I had a mildly traumatic experience in the Westfield Plaza Food Court a couple of days ago, and it’s been reverberating with me ever since.
I was having my usual Roadhouse salad with chicken, minus the onion rings, and was steeped in joyful contentment. I had accomplished a lot during the day, after a workout at the gym the day before, and was basking in the warmth of kinship with all the feeding people around me, looking from face to face and reveling in the display of human feeling spread out in the large space like an emotional smorgasbord.
And then this one woman’s face briefly caught my eye. She seemed to be looking for someone and feeling mild distress at not finding them—a common sight in this busy hub. The food court is a popular place for people to meet, and I’ve often seen people on their cell phones looking around more or less frantically and saying, “Where are you?”
But something about this woman—I can’t say what—triggered a radical transformation in my mood. This vast, familiar space suddenly seemed alien, as if I had been transported to another planet, and the people who had moments before seemed like brothers and sisters now appeared as hollow shells of themselves, with no emotional connection to me at all.
The contrast to my prior mood was stark. My state of joyful contentment had evaporated, leaving a fog of depression and mild panic in its place. I looked at the faces around me, trying to regain some sense of connection, and the fog slowly dissipated, not quite returning me to my former bliss, but at least the depression and panic were gone.
I felt a bit shaken, uneasy. My feeling of being at home in the world, nestled among my fellow humans, had seemed so stable, so secure, that having it instantaneously stripped away and replaced by its opposite left anxiety and foreboding in its wake. Some cue beyond conscious awareness had flipped my emotional compass, and there was no way of knowing how soon it might happen again.
I found myself thinking about the mental mechanics of such a change. The incident had given me a vivid, real-life example of something I had known intellectually for years and had experienced in milder forms—that the brain creates my experience, both conscious perceptions and emotional reactions to them. I’ve learned to pay attention to shifts in mental imagery and mood, and have become familiar with the seeming caprice of my brain’s reactions. The incident at the food court was just a more emphatic example of a phenomenon I was familiar with. Something about that woman’s face had resonated with a patch of neurons in my brain, and although I have a clear image of her face in that moment, what that something was has not been raised to the level of consciousness.
On the BART train back to Oakland, I looked at my fellow passengers, immersed in their books and devices, and wondered if these activities anchored them in a sense of stability, insulating them from the potential chaos of a brain on the loose.
In the two days since, I have found myself with a new attitude toward the comfortable feeling of familiarity that is my norm. Puttering around my apartment, walking through the neighborhood, at the gym again yesterday, my life is almost entirely free of stress and anxiety. This little part of the world is my home, and peace and contentment are the rule. But I now have a new awareness that those feelings, natural and inevitable as they ordinarily seem, are being generated by a brain that is capable of turning them inside out in a heartbeat, given the right stimulus. I realize that it is my good fortune that its reactions are, for the most part, pleasant and stable.

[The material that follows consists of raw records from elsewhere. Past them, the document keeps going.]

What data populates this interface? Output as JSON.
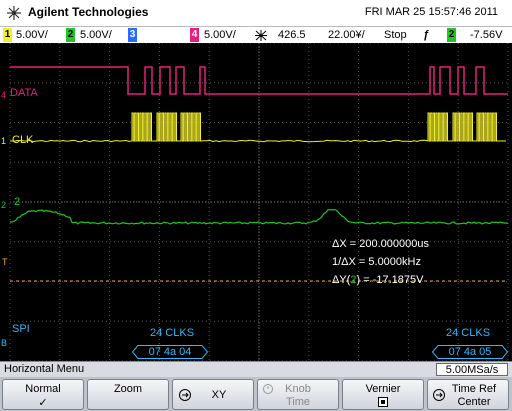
{
  "header": {
    "brand": "Agilent Technologies",
    "datetime": "FRI MAR 25 15:57:46 2011"
  },
  "status": {
    "ch1_num": "1",
    "ch1_scale": "5.00V/",
    "ch2_num": "2",
    "ch2_scale": "5.00V/",
    "ch3_num": "3",
    "ch4_num": "4",
    "ch4_scale": "5.00V/",
    "time_ref": "426.5",
    "time_scale": "22.00¥/",
    "run_state": "Stop",
    "trigger_slope": "ƒ",
    "trigger_source": "2",
    "trigger_level": "-7.56V"
  },
  "screen": {
    "labels": {
      "data": "DATA",
      "clk": "CLK",
      "ch2": "2",
      "spi": "SPI"
    },
    "markers": {
      "data": "4",
      "clk": "1",
      "ch2": "2",
      "trigger": "T",
      "spi": "B"
    },
    "measurements": {
      "dx": "ΔX = 200.000000us",
      "inv_dx": "1/ΔX = 5.0000kHz",
      "dy_prefix": "ΔY(",
      "dy_channel": "2",
      "dy_suffix": ") = -17.1875V"
    },
    "decode": {
      "frame1_clks": "24 CLKS",
      "frame1_hex": "07 4a 04",
      "frame2_clks": "24 CLKS",
      "frame2_hex": "07 4a 05"
    }
  },
  "menu": {
    "title": "Horizontal Menu",
    "sample_rate": "5.00MSa/s"
  },
  "softkeys": {
    "normal_l1": "Normal",
    "normal_l2": "✓",
    "zoom": "Zoom",
    "xy": "XY",
    "knob_l1": "Knob",
    "knob_l2": "Time",
    "vernier_l1": "Vernier",
    "timeref_l1": "Time Ref",
    "timeref_l2": "Center"
  },
  "colors": {
    "ch1": "#f2ee2a",
    "ch2": "#22c622",
    "ch3": "#2a6bff",
    "ch4": "#e6207c",
    "bus": "#2fb9ff",
    "grid": "#555555"
  }
}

Having come to a more vivid realization of its capabilities, my brain seems to be incorporating the insight into it’s modus operandi. Hopefully, the next time it finds itself rocketed into a world of alienation and fear by some random stimulus, it will remember, “Oh yeah, this kind of thing can happen, given my architecture, but it’s not pleasant, and doesn’t seem to contribute to my organism’s adaptation to the world. Please disregard this random fluctuation in the matrix.”